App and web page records
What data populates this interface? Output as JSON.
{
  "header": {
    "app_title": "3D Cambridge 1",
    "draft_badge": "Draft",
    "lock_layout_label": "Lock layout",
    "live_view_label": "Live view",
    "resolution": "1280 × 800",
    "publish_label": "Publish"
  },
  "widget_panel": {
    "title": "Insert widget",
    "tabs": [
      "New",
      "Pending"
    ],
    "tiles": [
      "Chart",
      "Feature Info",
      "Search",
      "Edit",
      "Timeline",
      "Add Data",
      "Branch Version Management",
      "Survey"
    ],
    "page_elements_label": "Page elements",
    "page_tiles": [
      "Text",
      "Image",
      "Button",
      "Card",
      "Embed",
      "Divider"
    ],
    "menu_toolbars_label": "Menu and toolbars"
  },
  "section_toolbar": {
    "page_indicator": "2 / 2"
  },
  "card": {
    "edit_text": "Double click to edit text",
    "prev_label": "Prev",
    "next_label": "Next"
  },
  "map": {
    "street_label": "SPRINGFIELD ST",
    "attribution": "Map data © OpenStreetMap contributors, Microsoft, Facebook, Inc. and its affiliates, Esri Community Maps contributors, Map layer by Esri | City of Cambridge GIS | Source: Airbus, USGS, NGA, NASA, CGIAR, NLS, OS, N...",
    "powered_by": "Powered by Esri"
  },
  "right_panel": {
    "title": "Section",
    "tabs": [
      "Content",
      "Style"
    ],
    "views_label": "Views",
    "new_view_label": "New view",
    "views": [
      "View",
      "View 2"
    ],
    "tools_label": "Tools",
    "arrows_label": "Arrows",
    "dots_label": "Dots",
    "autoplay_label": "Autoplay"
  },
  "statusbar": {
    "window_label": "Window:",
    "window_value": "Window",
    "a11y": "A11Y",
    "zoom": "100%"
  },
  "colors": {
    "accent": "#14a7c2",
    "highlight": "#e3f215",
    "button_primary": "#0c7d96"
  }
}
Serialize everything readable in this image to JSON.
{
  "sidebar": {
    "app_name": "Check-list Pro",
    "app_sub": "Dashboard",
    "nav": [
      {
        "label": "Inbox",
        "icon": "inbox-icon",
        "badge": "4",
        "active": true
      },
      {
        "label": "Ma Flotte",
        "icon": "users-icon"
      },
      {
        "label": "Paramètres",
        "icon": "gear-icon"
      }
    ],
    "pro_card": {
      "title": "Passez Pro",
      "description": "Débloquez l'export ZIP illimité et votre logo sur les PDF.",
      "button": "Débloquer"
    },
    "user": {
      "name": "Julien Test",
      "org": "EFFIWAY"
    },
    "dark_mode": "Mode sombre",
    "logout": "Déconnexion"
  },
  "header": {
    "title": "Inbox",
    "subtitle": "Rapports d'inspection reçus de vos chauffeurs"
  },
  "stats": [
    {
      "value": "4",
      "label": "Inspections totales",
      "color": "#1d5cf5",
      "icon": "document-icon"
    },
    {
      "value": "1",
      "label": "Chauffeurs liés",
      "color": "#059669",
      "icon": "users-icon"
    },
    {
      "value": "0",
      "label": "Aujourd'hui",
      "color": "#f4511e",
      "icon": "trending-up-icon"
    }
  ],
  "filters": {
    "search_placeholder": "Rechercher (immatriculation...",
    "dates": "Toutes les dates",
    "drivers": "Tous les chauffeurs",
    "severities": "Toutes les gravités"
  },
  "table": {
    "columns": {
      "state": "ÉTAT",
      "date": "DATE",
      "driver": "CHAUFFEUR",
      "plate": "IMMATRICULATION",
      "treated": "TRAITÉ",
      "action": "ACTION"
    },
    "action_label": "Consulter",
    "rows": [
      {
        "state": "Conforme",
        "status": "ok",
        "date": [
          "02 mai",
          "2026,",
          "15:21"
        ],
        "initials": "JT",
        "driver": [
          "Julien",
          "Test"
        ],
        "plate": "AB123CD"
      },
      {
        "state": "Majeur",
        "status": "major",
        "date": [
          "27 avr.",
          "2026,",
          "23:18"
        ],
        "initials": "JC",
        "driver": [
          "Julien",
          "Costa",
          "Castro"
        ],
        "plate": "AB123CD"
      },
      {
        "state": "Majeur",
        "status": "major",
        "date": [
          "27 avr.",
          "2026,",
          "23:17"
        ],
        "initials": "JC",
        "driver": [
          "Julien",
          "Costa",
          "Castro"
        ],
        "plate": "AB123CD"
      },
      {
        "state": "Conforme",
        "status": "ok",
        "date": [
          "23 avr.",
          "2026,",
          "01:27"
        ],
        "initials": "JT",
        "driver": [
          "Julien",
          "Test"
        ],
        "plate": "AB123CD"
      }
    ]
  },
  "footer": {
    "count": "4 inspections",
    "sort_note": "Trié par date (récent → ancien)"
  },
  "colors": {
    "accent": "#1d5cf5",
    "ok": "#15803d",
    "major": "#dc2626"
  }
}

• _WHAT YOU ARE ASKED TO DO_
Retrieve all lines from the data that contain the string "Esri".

• _YOUR SOLUTION_
    "attribution": "Map data © OpenStreetMap contributors, Microsoft, Facebook, Inc. and its affiliates, Esri Community Maps contributors, Map layer by Esri | City of Cambridge GIS | Source: Airbus, USGS, NGA, NASA, CGIAR, NLS, OS, N...",
    "powered_by": "Powered by Esri"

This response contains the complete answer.